Search the listing below, and show each line that includes the word "https".

### DATA TO USE
--------------------------------------------------

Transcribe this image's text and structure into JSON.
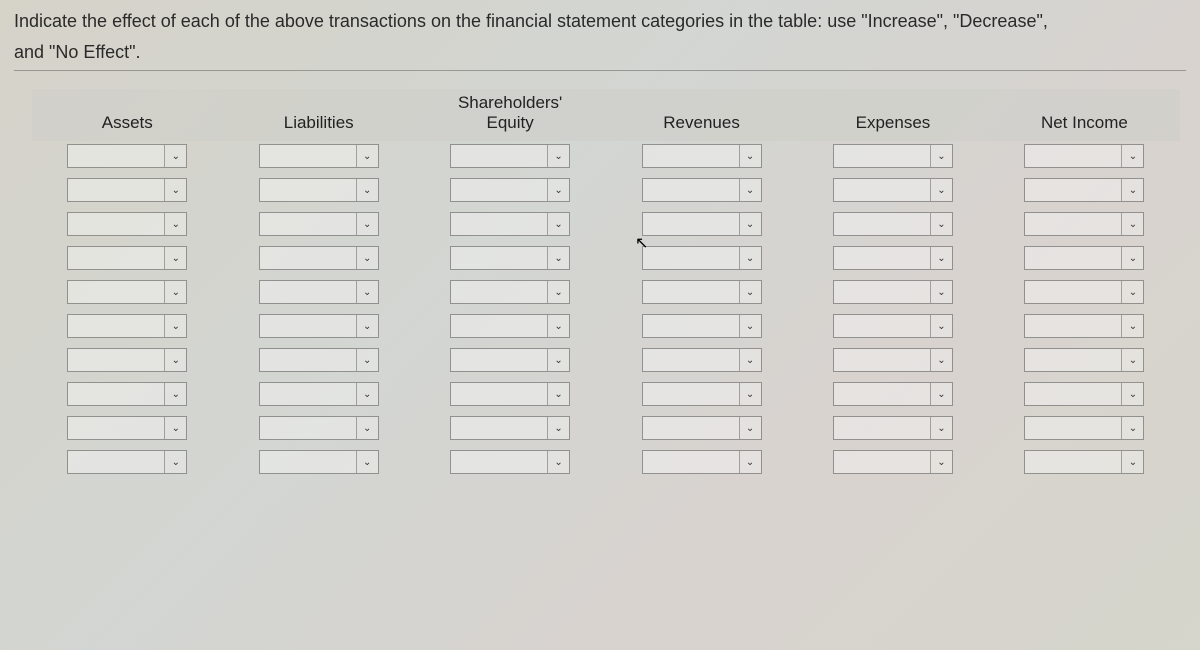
{
  "instruction_line1": "Indicate the effect of each of the above transactions on the financial statement categories in the table: use \"Increase\", \"Decrease\",",
  "instruction_line2": "and \"No Effect\".",
  "columns": [
    "Assets",
    "Liabilities",
    "Shareholders' Equity",
    "Revenues",
    "Expenses",
    "Net Income"
  ],
  "row_count": 10,
  "dropdown_icon": "⌄",
  "cells": {
    "values_all_empty": true
  }
}
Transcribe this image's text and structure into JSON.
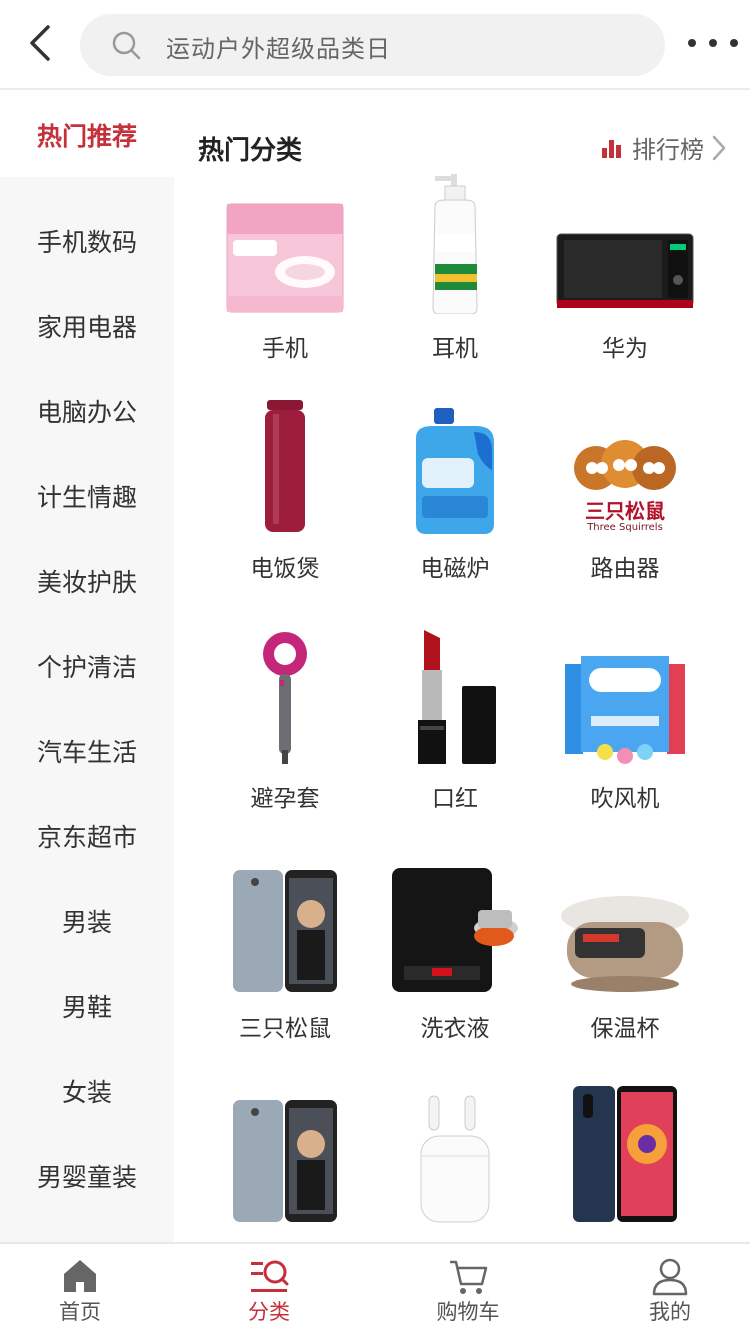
{
  "header": {
    "search_placeholder": "运动户外超级品类日"
  },
  "sidebar": {
    "items": [
      {
        "label": "热门推荐",
        "active": true
      },
      {
        "label": "手机数码"
      },
      {
        "label": "家用电器"
      },
      {
        "label": "电脑办公"
      },
      {
        "label": "计生情趣"
      },
      {
        "label": "美妆护肤"
      },
      {
        "label": "个护清洁"
      },
      {
        "label": "汽车生活"
      },
      {
        "label": "京东超市"
      },
      {
        "label": "男装"
      },
      {
        "label": "男鞋"
      },
      {
        "label": "女装"
      },
      {
        "label": "男婴童装"
      }
    ]
  },
  "main": {
    "section_title": "热门分类",
    "rank_label": "排行榜",
    "products": [
      {
        "label": "手机",
        "icon": "pads-pack-icon"
      },
      {
        "label": "耳机",
        "icon": "shampoo-bottle-icon"
      },
      {
        "label": "华为",
        "icon": "microwave-icon"
      },
      {
        "label": "电饭煲",
        "icon": "thermos-icon"
      },
      {
        "label": "电磁炉",
        "icon": "detergent-bottle-icon"
      },
      {
        "label": "路由器",
        "icon": "three-squirrels-logo-icon"
      },
      {
        "label": "避孕套",
        "icon": "hair-dryer-icon"
      },
      {
        "label": "口红",
        "icon": "lipstick-icon"
      },
      {
        "label": "吹风机",
        "icon": "condom-boxes-icon"
      },
      {
        "label": "三只松鼠",
        "icon": "smartphone-icon"
      },
      {
        "label": "洗衣液",
        "icon": "induction-cooker-icon"
      },
      {
        "label": "保温杯",
        "icon": "rice-cooker-icon"
      },
      {
        "label": "",
        "icon": "smartphone-icon"
      },
      {
        "label": "",
        "icon": "earbuds-case-icon"
      },
      {
        "label": "",
        "icon": "huawei-phone-icon"
      }
    ]
  },
  "three_squirrels_logo_text": "三只松鼠",
  "three_squirrels_logo_sub": "Three Squirrels",
  "tabbar": {
    "items": [
      {
        "label": "首页"
      },
      {
        "label": "分类",
        "active": true
      },
      {
        "label": "购物车"
      },
      {
        "label": "我的"
      }
    ]
  },
  "colors": {
    "accent": "#c5313b",
    "sidebar_bg": "#f7f7f7",
    "search_bg": "#f1f1f1"
  }
}
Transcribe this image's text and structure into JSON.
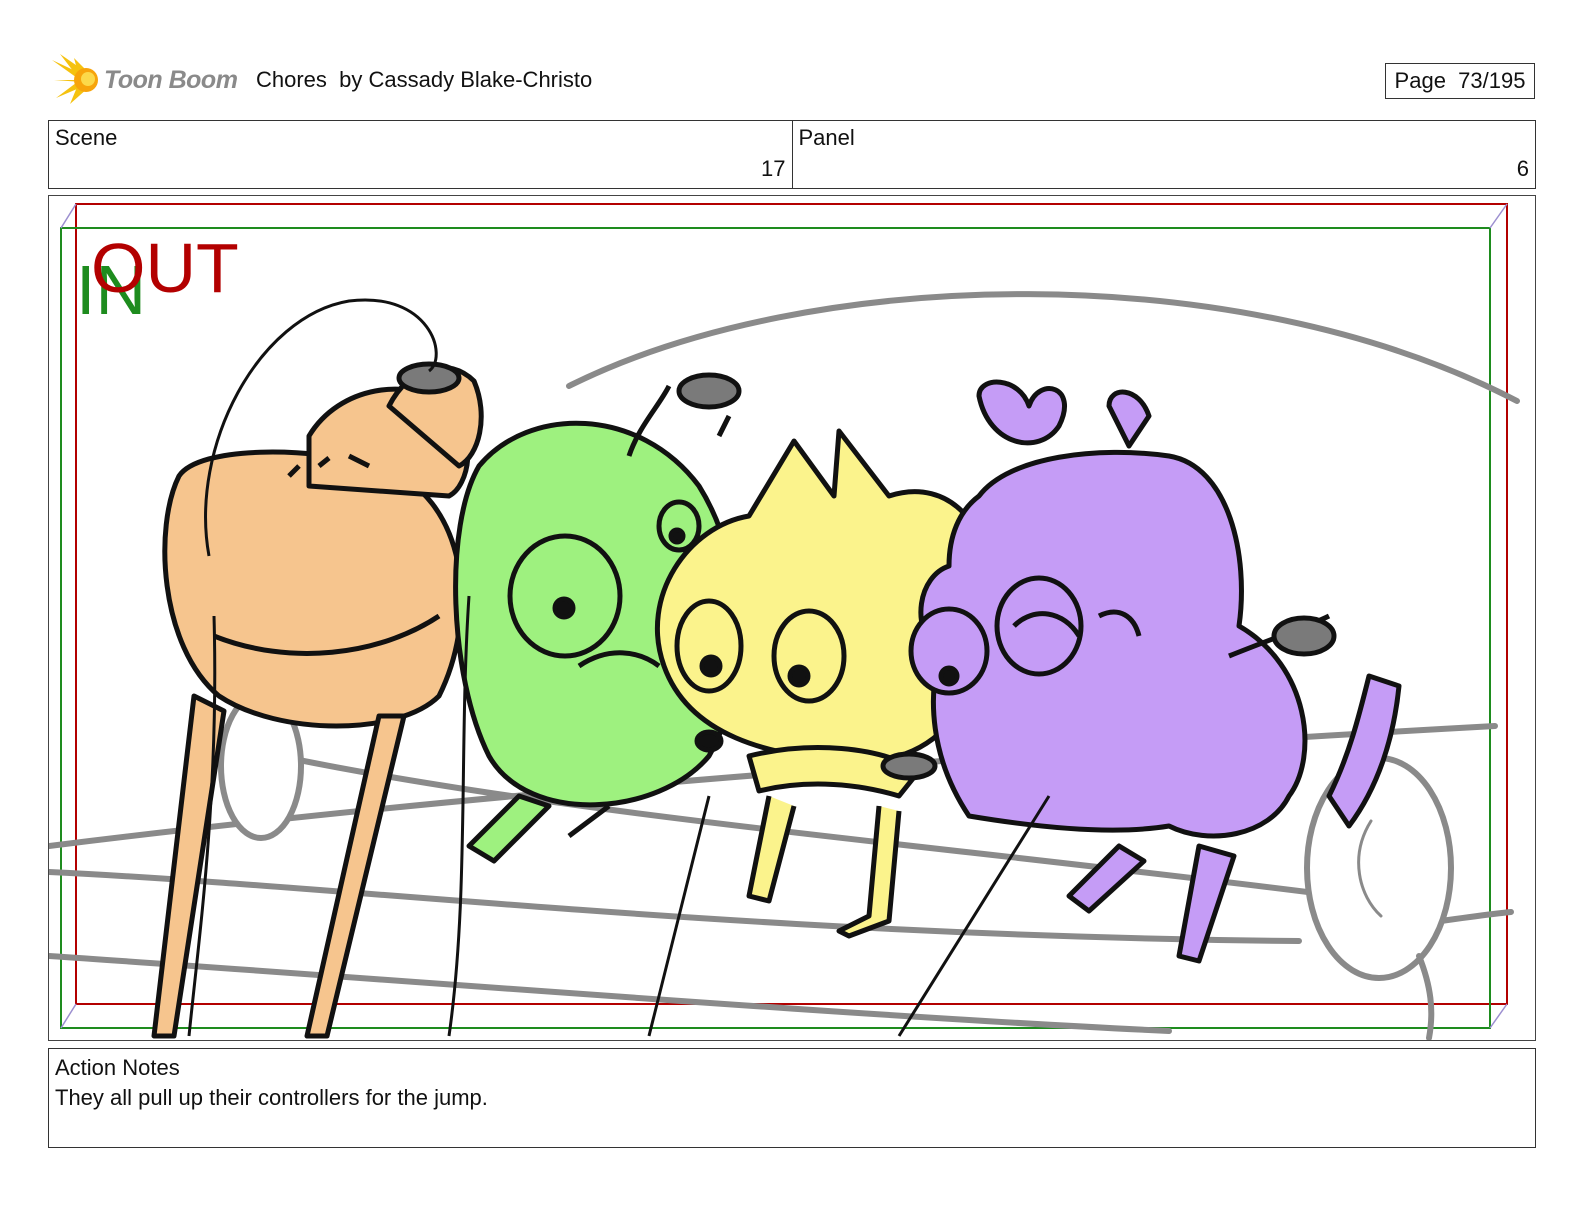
{
  "header": {
    "logo_text": "Toon Boom",
    "title": "Chores  by Cassady Blake-Christo",
    "page_label": "Page  73/195"
  },
  "info": {
    "scene_label": "Scene",
    "scene_value": "17",
    "panel_label": "Panel",
    "panel_value": "6"
  },
  "frame": {
    "out_label": "OUT",
    "in_label": "IN",
    "out_color": "#b30000",
    "in_color": "#1e8c1e"
  },
  "notes": {
    "label": "Action Notes",
    "text": "They all pull up their controllers for the jump."
  },
  "colors": {
    "orange_character": "#f6c58e",
    "green_character": "#9ef17f",
    "yellow_character": "#fbf38c",
    "purple_character": "#c59cf6",
    "couch_lines": "#8a8a8a"
  }
}
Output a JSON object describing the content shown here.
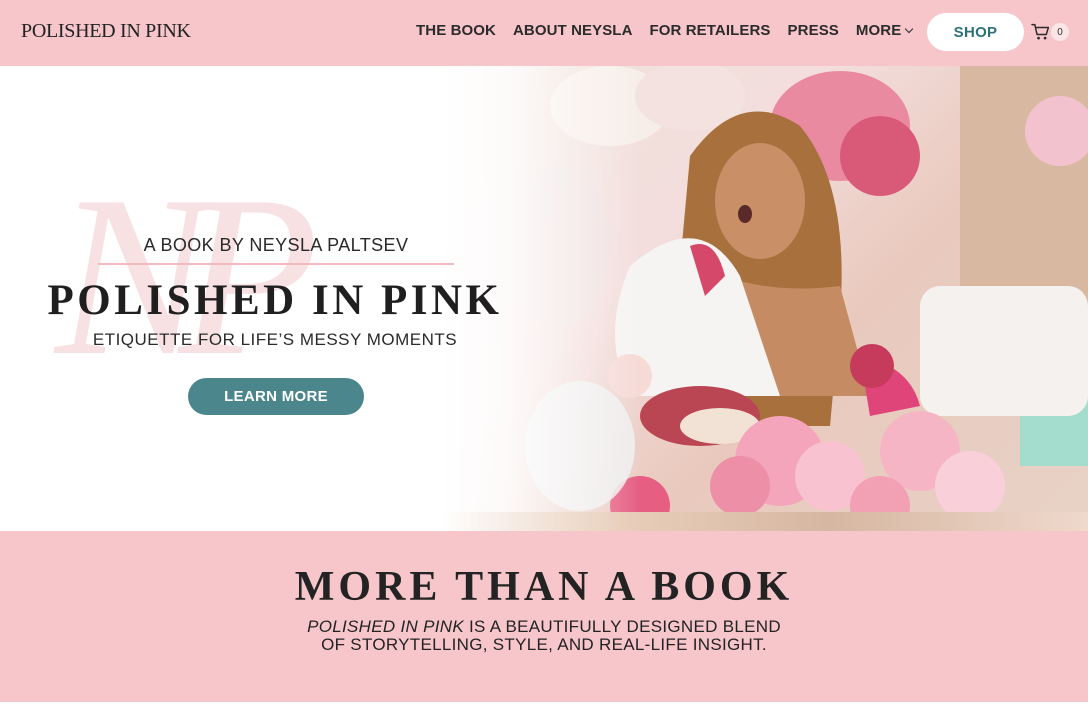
{
  "header": {
    "logo": "POLISHED IN PINK",
    "nav": [
      {
        "label": "THE BOOK"
      },
      {
        "label": "ABOUT NEYSLA"
      },
      {
        "label": "FOR RETAILERS"
      },
      {
        "label": "PRESS"
      },
      {
        "label": "MORE"
      }
    ],
    "shop_label": "SHOP",
    "cart_count": "0"
  },
  "hero": {
    "kicker": "A BOOK BY NEYSLA PALTSEV",
    "title": "POLISHED IN PINK",
    "subtitle": "ETIQUETTE FOR LIFE’S MESSY MOMENTS",
    "cta": "LEARN MORE",
    "monogram": "NP"
  },
  "section": {
    "title": "MORE THAN A BOOK",
    "line1_em": "POLISHED IN PINK",
    "line1_rest": " IS A BEAUTIFULLY DESIGNED BLEND",
    "line2": "OF STORYTELLING, STYLE, AND REAL-LIFE INSIGHT."
  },
  "colors": {
    "brand_pink": "#f6c6cb",
    "accent_teal": "#4a868c",
    "shop_text": "#2f7079"
  },
  "icons": [
    "cart-icon",
    "chevron-down-icon"
  ]
}
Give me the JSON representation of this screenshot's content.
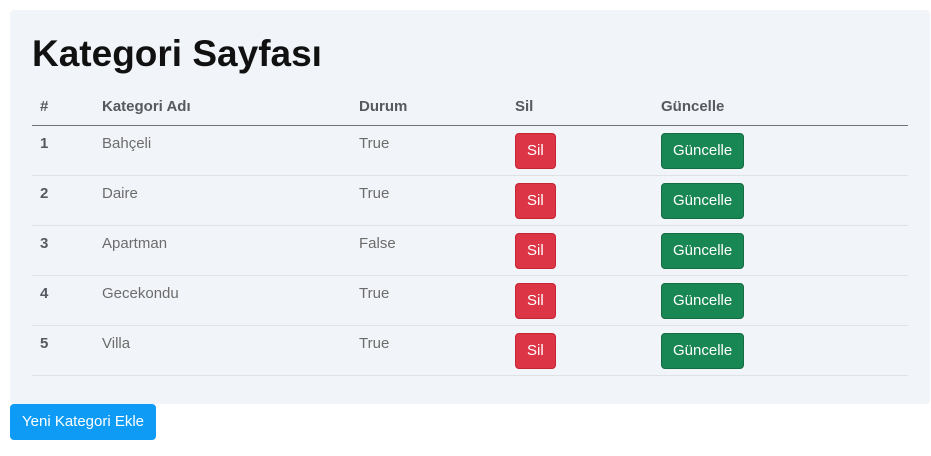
{
  "page": {
    "title": "Kategori Sayfası"
  },
  "table": {
    "headers": {
      "id": "#",
      "name": "Kategori Adı",
      "status": "Durum",
      "delete": "Sil",
      "update": "Güncelle"
    },
    "rows": [
      {
        "id": "1",
        "name": "Bahçeli",
        "status": "True",
        "delete_label": "Sil",
        "update_label": "Güncelle"
      },
      {
        "id": "2",
        "name": "Daire",
        "status": "True",
        "delete_label": "Sil",
        "update_label": "Güncelle"
      },
      {
        "id": "3",
        "name": "Apartman",
        "status": "False",
        "delete_label": "Sil",
        "update_label": "Güncelle"
      },
      {
        "id": "4",
        "name": "Gecekondu",
        "status": "True",
        "delete_label": "Sil",
        "update_label": "Güncelle"
      },
      {
        "id": "5",
        "name": "Villa",
        "status": "True",
        "delete_label": "Sil",
        "update_label": "Güncelle"
      }
    ]
  },
  "actions": {
    "add_label": "Yeni Kategori Ekle"
  },
  "colors": {
    "danger": "#dc3545",
    "success": "#198754",
    "primary": "#0d9bf5",
    "card_bg": "#f1f4f8"
  }
}
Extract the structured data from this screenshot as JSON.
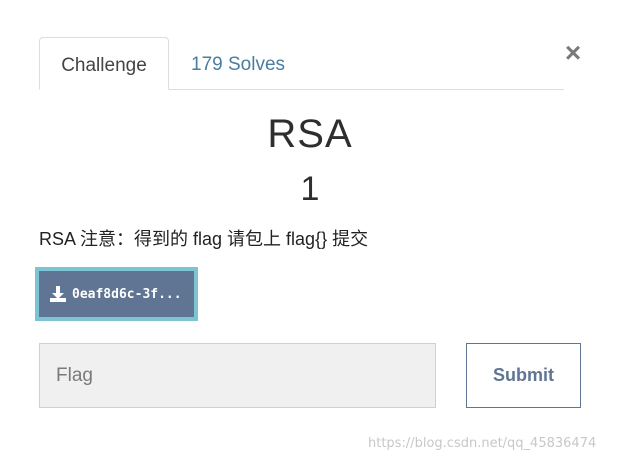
{
  "tabs": {
    "challenge_label": "Challenge",
    "solves_label": "179 Solves"
  },
  "close_label": "×",
  "challenge": {
    "name": "RSA",
    "points": "1",
    "description": "RSA 注意：得到的 flag 请包上 flag{} 提交",
    "file_label": "0eaf8d6c-3f..."
  },
  "form": {
    "flag_placeholder": "Flag",
    "flag_value": "",
    "submit_label": "Submit"
  },
  "watermark": "https://blog.csdn.net/qq_45836474",
  "icons": {
    "download": "download-icon",
    "close": "close-icon"
  },
  "colors": {
    "file_button_bg": "#5f7593",
    "file_button_border": "#7cc4d4",
    "tab_link": "#4a7d9e"
  }
}
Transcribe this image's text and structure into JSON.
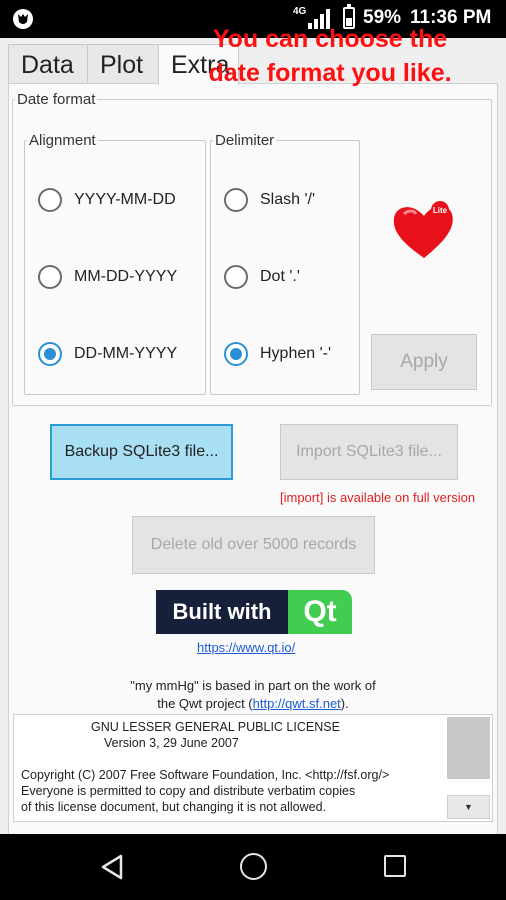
{
  "status_bar": {
    "network": "4G",
    "battery": "59%",
    "time": "11:36 PM"
  },
  "tabs": [
    {
      "label": "Data"
    },
    {
      "label": "Plot"
    },
    {
      "label": "Extra"
    }
  ],
  "overlay": {
    "line1": "You can choose  the",
    "line2": "date format you like."
  },
  "date_format": {
    "title": "Date format",
    "alignment": {
      "title": "Alignment",
      "options": [
        "YYYY-MM-DD",
        "MM-DD-YYYY",
        "DD-MM-YYYY"
      ],
      "selected": "DD-MM-YYYY"
    },
    "delimiter": {
      "title": "Delimiter",
      "options": [
        "Slash '/'",
        "Dot '.'",
        "Hyphen '-'"
      ],
      "selected": "Hyphen '-'"
    },
    "apply_label": "Apply",
    "heart_badge": "Lite"
  },
  "actions": {
    "backup_label": "Backup SQLite3 file...",
    "import_label": "Import SQLite3 file...",
    "import_note": "[import] is available on full version",
    "delete_label": "Delete old  over 5000 records"
  },
  "qt": {
    "built_with": "Built with",
    "qt": "Qt",
    "link": "https://www.qt.io/"
  },
  "credits": {
    "line1": "\"my mmHg\" is based in part on the work of",
    "line2_prefix": "the Qwt project (",
    "qwt_link": "http://qwt.sf.net",
    "line2_suffix": ")."
  },
  "license": {
    "line1": "GNU LESSER GENERAL PUBLIC LICENSE",
    "line2": "Version 3, 29 June 2007",
    "line3": "Copyright (C) 2007 Free Software Foundation, Inc. <http://fsf.org/>",
    "line4": "Everyone is permitted to copy and distribute verbatim copies",
    "line5": "of this license document, but changing it is not allowed."
  },
  "colors": {
    "accent": "#2a8fd4",
    "overlay_red": "#ff1010",
    "qt_green": "#41cd52",
    "qt_navy": "#17203a"
  }
}
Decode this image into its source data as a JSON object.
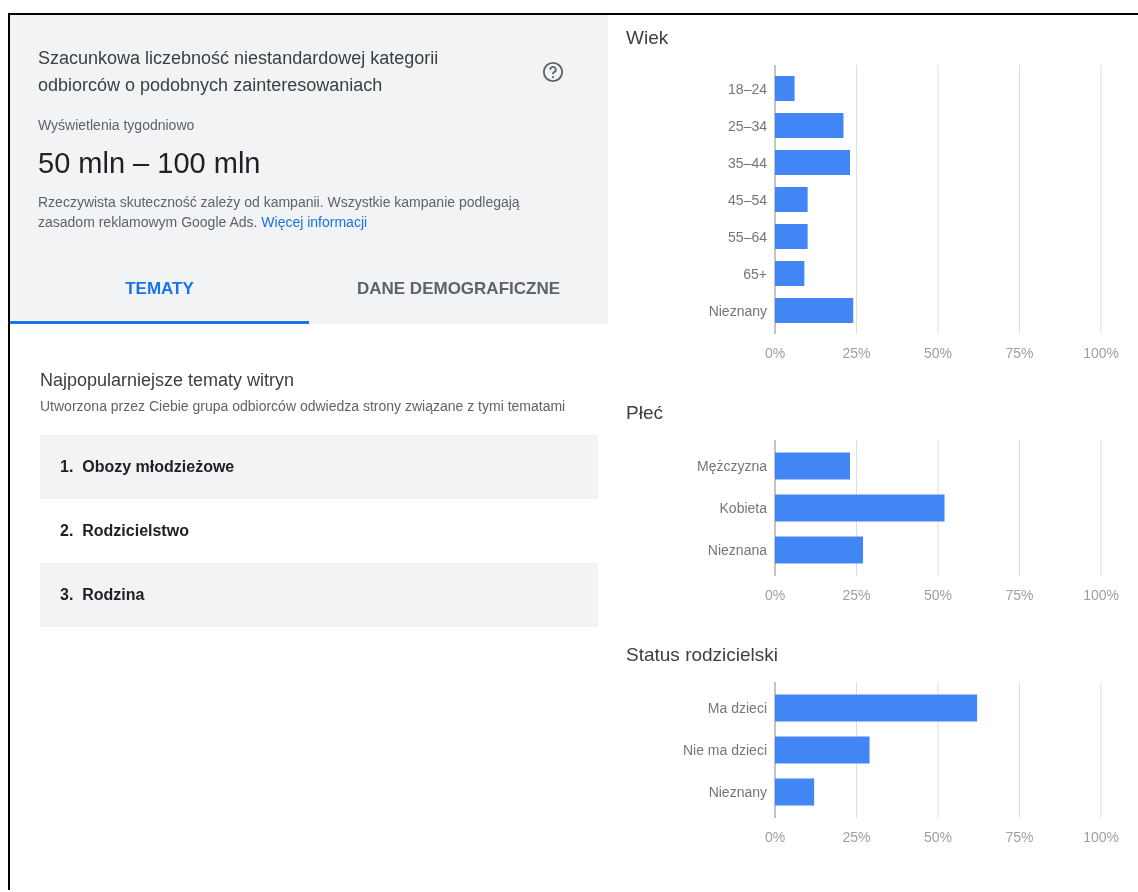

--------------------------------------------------

### OUTPUT
  "watermark": "https://blog.csdn.net/qq_45836474",
    "link": "https://www.qt.io/"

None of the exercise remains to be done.